Why Rioja is finally moving with the times

Click to follow
Indy Lifestyle Online

On a balmy November's day in the pretty Mediterranean town of Sitges I made a pig's ear of identifying as rioja the red wine my host had chosen for blind tasting. The mitigating circumstances: Finca Allende is one of the new wave of genuinely exciting riojas and this ultra-stylish modern tempranillo defied attempts to pigeonhole it. Rioja, or part of it at least, is in the throes of de-tarring itself from the brush of the old style based on expedient and outmoded concepts of blending and ageing.

On a balmy November's day in the pretty Mediterranean town of Sitges I made a pig's ear of identifying as rioja the red wine my host had chosen for blind tasting. The mitigating circumstances: Finca Allende is one of the new wave of genuinely exciting riojas and this ultra-stylish modern tempranillo defied attempts to pigeonhole it. Rioja, or part of it at least, is in the throes of de-tarring itself from the brush of the old style based on expedient and outmoded concepts of blending and ageing.

A week earlier, in London, the New Rioja was the working title of an autumn tasting of single estate wines. Effectively, single estates are a new phenomenon. The rioja most of us know, and have on occasions loved, is blended because by and large rioja has not been a region of individual estates like Bordeaux. Eighty-five per cent of the region's 60,000 hectares is controlled either by farmers belonging to co-operatives or independent growers, while only 15 per cent is under the direct control of the wineries themselves. The economies needed to make sense of the 110,000 tiny vineyard plots account for the time-honoured negociant blend that has seen so much cheap, mediocre and inconsistent stuff issuing from the region.
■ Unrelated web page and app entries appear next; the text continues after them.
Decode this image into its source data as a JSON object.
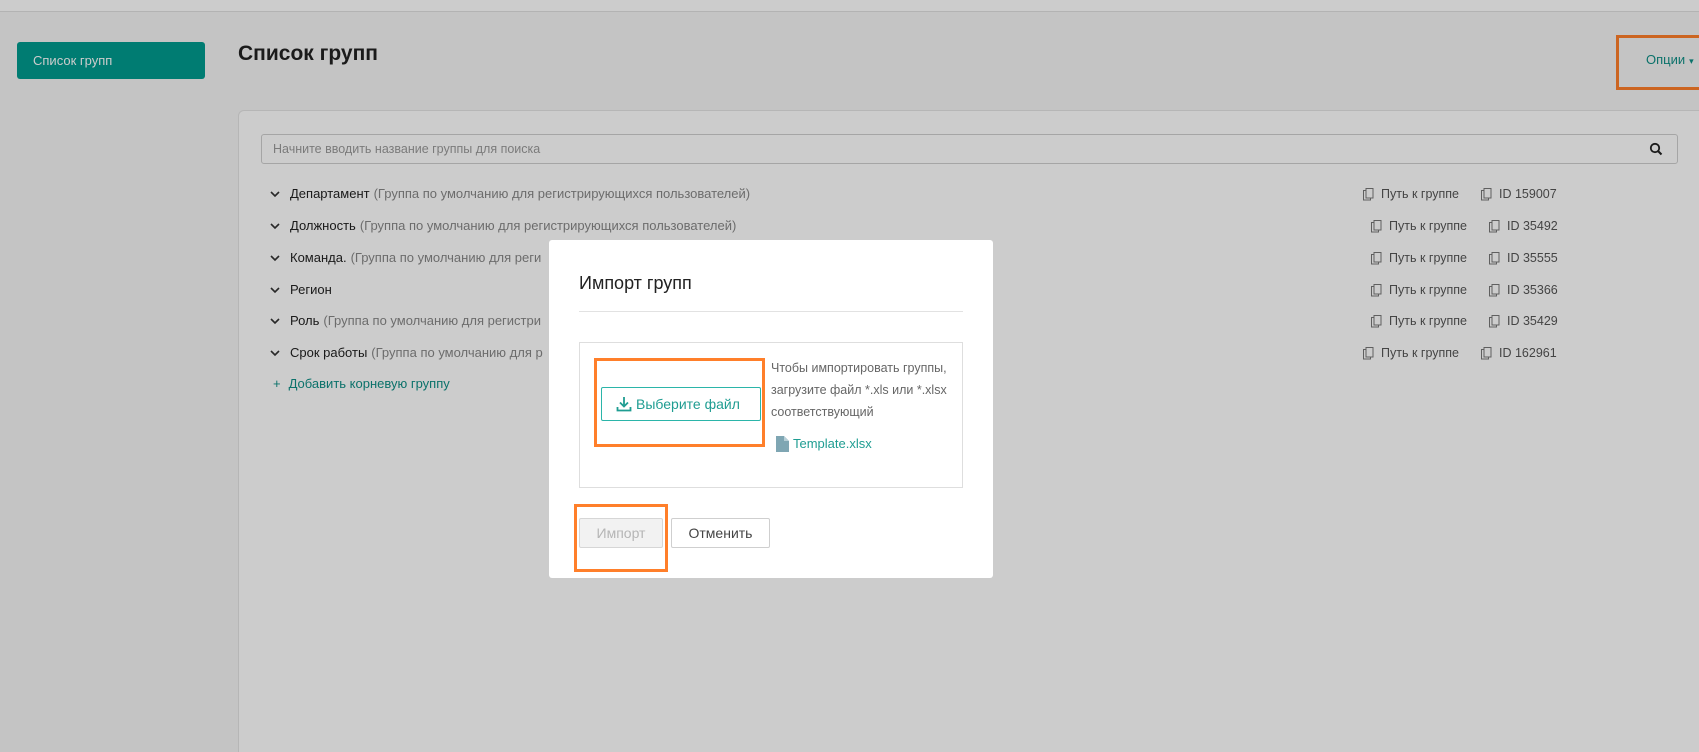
{
  "sidebar": {
    "active_item": "Список групп"
  },
  "header": {
    "title": "Список групп",
    "options_label": "Опции"
  },
  "search": {
    "placeholder": "Начните вводить название группы для поиска",
    "value": ""
  },
  "groups": [
    {
      "name": "Департамент",
      "desc": "(Группа по умолчанию для регистрирующихся пользователей)",
      "path_label": "Путь к группе",
      "id_label": "ID 159007"
    },
    {
      "name": "Должность",
      "desc": "(Группа по умолчанию для регистрирующихся пользователей)",
      "path_label": "Путь к группе",
      "id_label": "ID 35492"
    },
    {
      "name": "Команда.",
      "desc": "(Группа по умолчанию для реги",
      "path_label": "Путь к группе",
      "id_label": "ID 35555"
    },
    {
      "name": "Регион",
      "desc": "",
      "path_label": "Путь к группе",
      "id_label": "ID 35366"
    },
    {
      "name": "Роль",
      "desc": "(Группа по умолчанию для регистри",
      "path_label": "Путь к группе",
      "id_label": "ID 35429"
    },
    {
      "name": "Срок работы",
      "desc": "(Группа по умолчанию для р",
      "path_label": "Путь к группе",
      "id_label": "ID 162961"
    }
  ],
  "add_root_label": "Добавить корневую группу",
  "modal": {
    "title": "Импорт групп",
    "choose_file_label": "Выберите файл",
    "help_text": "Чтобы импортировать группы, загрузите файл *.xls или *.xlsx соответствующий",
    "template_link": "Template.xlsx",
    "import_label": "Импорт",
    "cancel_label": "Отменить"
  },
  "colors": {
    "accent": "#009b8f",
    "highlight": "#ff7f2a"
  }
}
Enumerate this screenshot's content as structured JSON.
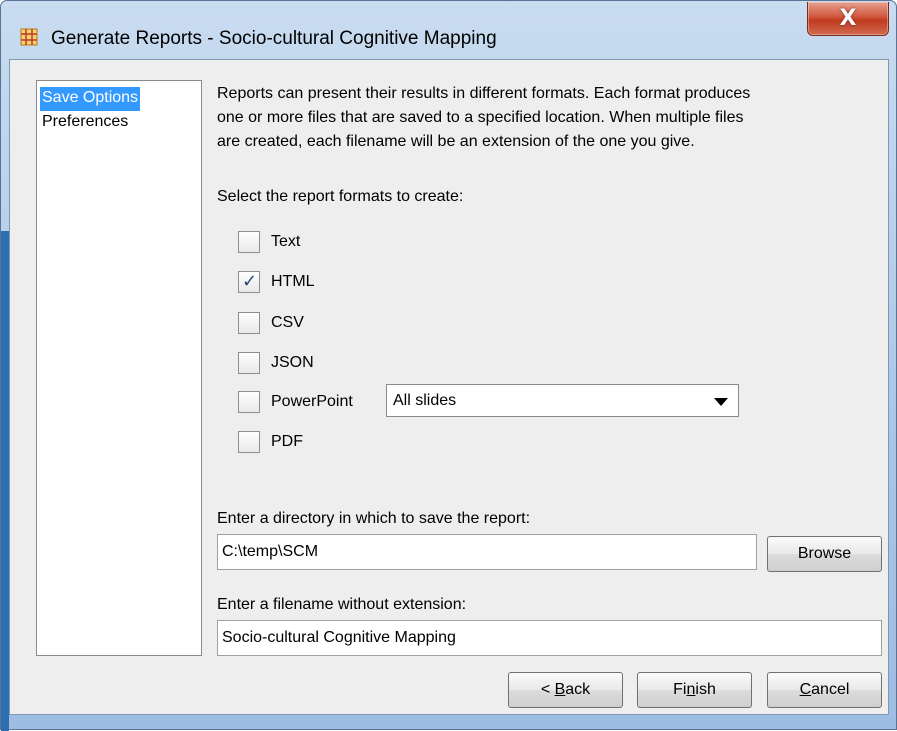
{
  "window": {
    "title": "Generate Reports - Socio-cultural Cognitive Mapping",
    "close_glyph": "X",
    "app_icon": "grid-network-icon",
    "accent_color": "#3399ff"
  },
  "sidebar": {
    "items": [
      {
        "label": "Save Options",
        "selected": true
      },
      {
        "label": "Preferences",
        "selected": false
      }
    ]
  },
  "main": {
    "description_lines": [
      "Reports can present their results in different formats. Each format produces",
      "one or more files that are saved to a specified location. When multiple files",
      "are created, each filename will be an extension of the one you give."
    ],
    "formats_prompt": "Select the report formats to create:",
    "formats": [
      {
        "label": "Text",
        "checked": false
      },
      {
        "label": "HTML",
        "checked": true
      },
      {
        "label": "CSV",
        "checked": false
      },
      {
        "label": "JSON",
        "checked": false
      },
      {
        "label": "PowerPoint",
        "checked": false
      },
      {
        "label": "PDF",
        "checked": false
      }
    ],
    "powerpoint_slides": {
      "selected": "All slides"
    },
    "directory_prompt": "Enter a directory in which to save the report:",
    "directory_value": "C:\\temp\\SCM",
    "browse_label": "Browse",
    "filename_prompt": "Enter a filename without extension:",
    "filename_value": "Socio-cultural Cognitive Mapping"
  },
  "footer": {
    "back": {
      "prefix": "< ",
      "mnemonic": "B",
      "rest": "ack"
    },
    "finish": {
      "prefix": "Fi",
      "mnemonic": "n",
      "rest": "ish"
    },
    "cancel": {
      "prefix": "",
      "mnemonic": "C",
      "rest": "ancel"
    }
  }
}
Rioja has been further handicapped by a now-outmoded system based on "the older the better". Producers are keen not to throw out the grandad entirely, so under the old system in which the bricky, leathery, gran reserva is supposedly the oldest and best wine, efforts are being made to make the gran reservas fruitier. In the long run, the system is being gradually abandoned in favour of a simpler system with just two wines, a simple rioja and a reserva at the top. To that end, time spent in barrel is being reduced and American oak barrels are making way for the extra polish and style of French, and even Russian, oak.

Quality today begins not in the barrel, but the vineyard. Significantly, good producers are prepared to pay more for quality grapes, and in many cases, growers are taking control by becoming producers. Freer spirits are challenging the status quo by making fresh, ripe fruit and expression of the terrunyo (the location) a priority. And it shows, in wines of greater concentration, stature and character. In line with the increasing emphasis on the single vineyard, a new law was approved last year which will give producers more incentive to highlight vineyard expression by labelling their wines with the names of single vineyards. Long term it will mean more prestige and money, but the stripes will still have to be earned.

2000 Viñas de Gain Artadi, Rioja, £8.99, Booths. The accent is on the fresh, berry fruit qualities of the tempranillo grape.

2000 Finca Allende, around £12, The Flying Corkscrew (01442 412311), Bacchanalia (01223 576292), Define Food & Wine (01606 882101). Sleek mulberryish tempranillo with plush tannins and spiky, fresh acidity.

1998 Vina Salceda Reserva, £10.95-£14, Lea & Sandeman (020-7244 0522), R S Wines, Bristol (0117 963 1780), Weavers of Nottingham (0115 958 0922). Perfumed, ripe, strawberry fruit tinged with liquorice spice.

2000 Palacios Remondo Propiedad, £15.50-£16.75, Uncorked (020-7638 5998), The Flying Corkscrew. Ripe and spicy modern style full of raspberry fruitiness.

1999 Señorio de San Vicente, Tempranillo, £18.50-£21, Gerrard Seel (01925 819695), Justerini & Brooks (020-7484 6400). Uniquely characterful, scented red laden with plump, sour-cherry fruitiness.

Comments